by Peter Watt
So the battle of the speeches is over. All three leaders made pretty good speeches. Nick Clegg, who I have a soft spot for, probably had the toughest job of all but seemed to go down well in the hall at least. But the real battle was Miliband versus Cameron.
Trying to be non-biased, I think that Ed Miliband just won the battle, although David Cameron wasn’t far behind. They were both very similar in that they were both very personal, focused on values and were policy light. They were also both used as opportunities to attack the other; both with some force; and both speeches were passionate and effective.
But in truth, Ed Miliband managed to use his speech to build much needed confidence in him from his party. Critically he also managed to persuade a sceptical press that he really could win an election. It may or may not have been a game changer but it was certainly a very significant event in the slow run-up to the election in 2015. For that reason I think that he won the battle.
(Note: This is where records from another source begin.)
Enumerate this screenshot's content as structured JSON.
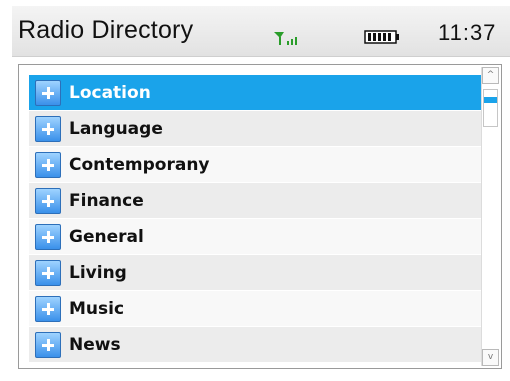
{
  "status_bar": {
    "title": "Radio Directory",
    "signal_icon": "signal-strength-icon",
    "battery_icon": "battery-icon",
    "time": "11:37",
    "signal_color": "#2a9d2a"
  },
  "list": {
    "selected_index": 0,
    "accent_color": "#1aa3ea",
    "items": [
      {
        "label": "Location",
        "icon": "plus-expand-icon"
      },
      {
        "label": "Language",
        "icon": "plus-expand-icon"
      },
      {
        "label": "Contemporany",
        "icon": "plus-expand-icon"
      },
      {
        "label": "Finance",
        "icon": "plus-expand-icon"
      },
      {
        "label": "General",
        "icon": "plus-expand-icon"
      },
      {
        "label": "Living",
        "icon": "plus-expand-icon"
      },
      {
        "label": "Music",
        "icon": "plus-expand-icon"
      },
      {
        "label": "News",
        "icon": "plus-expand-icon"
      }
    ]
  },
  "scrollbar": {
    "up_icon": "scroll-up-arrow-icon",
    "down_icon": "scroll-down-arrow-icon",
    "up_glyph": "^",
    "down_glyph": "v"
  }
}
But he has not yet won the war.
There were two very significant passages in the speeches. The first from Ed:
“A tax cut for millionaires. Next April, David Cameron will be writing a cheque for £40,000 to each and every millionaire in Britain. Not just for one year. But each and every year.”
And the second is from David Cameron’s speech in response:
“I sometimes wonder if they know anything about the real economy at all. Did you hear what Ed Miliband said last week about taxes? He described a tax cut as the government writing people a cheque. Ed… Let me explain to you how it works. When people earn money, it’s their money. Not the government’s money: their money. Then, the government takes some of it away in tax. So, if we cut taxes, we’re not giving them money – we’re taking less of it away. OK?”
Put aside the silly looseness in language from Ed over the “each and every millionaire” line, these two passages hold the key to one of the central battles of the next election – Labour’s competence on the economy.
Unless and until Labour really does understand the tax point then they will struggle to convince people that they are not profligate “tax-and-spenders”. The truth is that too many people in Labour really do think that taxation is an inherently good thing. That somehow taxing people, the state taking peoples’ own money from them, is somehow morally right.
But taxation is not inherently good in itself, it is certainly necessary if the state is to undertake things that we decide it needs to. Taxation pays for caring for the vulnerable, educating our young, treating our sick and defending our streets and borders. It is these things that are the “good” things and not the act of taxation itself.
This is not a pedantic point. The former view, that taxation is inherently good, means that the state is taking what it is entitled to. It means that the government has a duty to tax people and that the government is therefore spending its own money. As a result, the respect for, and the robustness of the stewardship of, the proceeds of taxation is lessened.
It means that if there is a social ill then we will see government spending as the obvious and indeed the right and proper response. Outcomes are secondary to the fact that we must and can do something – after all it is the government’s money.
The latter view, that taxation is a necessary evil, means that the state reluctantly takes only what it absolutely has to. It means that the government has a duty to keep levels of taxation to a minimum. And it means that there will be a greater focus on the sound stewardship of the proceeds.
If a problem is identified then many options will be considered, with government intervention being a possible option but not a must. The outcomes of the interventions are more likely to be the focus rather than a straight desire to act.
Labour has muddled up a desire to deal with social ills with a need to spend money. Of course some problems require taxpayers (not the government’s) money to help deal with them. But plenty of others may benefit from more imaginative responses that require less or even no state aid. All too often we have not allowed ourselves to even explore these as the “spend” option was easier, available and seen as the right response from a benevolent state.
Now of course Labour have to change their thinking whether they want to or not. They can’t keep raising taxes indefinitely and they will need to reduce expenditure. That requires them to think about problems differently and to challenge existing solutions to existing problems. The voters expect them to do this. They are worried as to whether Labour can really change the way it perceives taxation and can really see solutions to problems other than spending.
So Ed won the battle of the speeches. But the war? That’s another matter because David Cameron is going to use the “tax and spend” attack again and again, and Ed’s: “Next April, David Cameron will be writing a cheque for £40,000 to each and every millionaire in Britain” line will come back and haunt him.
Ed would do well to use an old Clinton trick and have signs made for Labour campaign HQ that frequently remind himself and his team:
“It’s not our money stupid, it’s theirs.”
Peter Watt was general secretary of the Labour party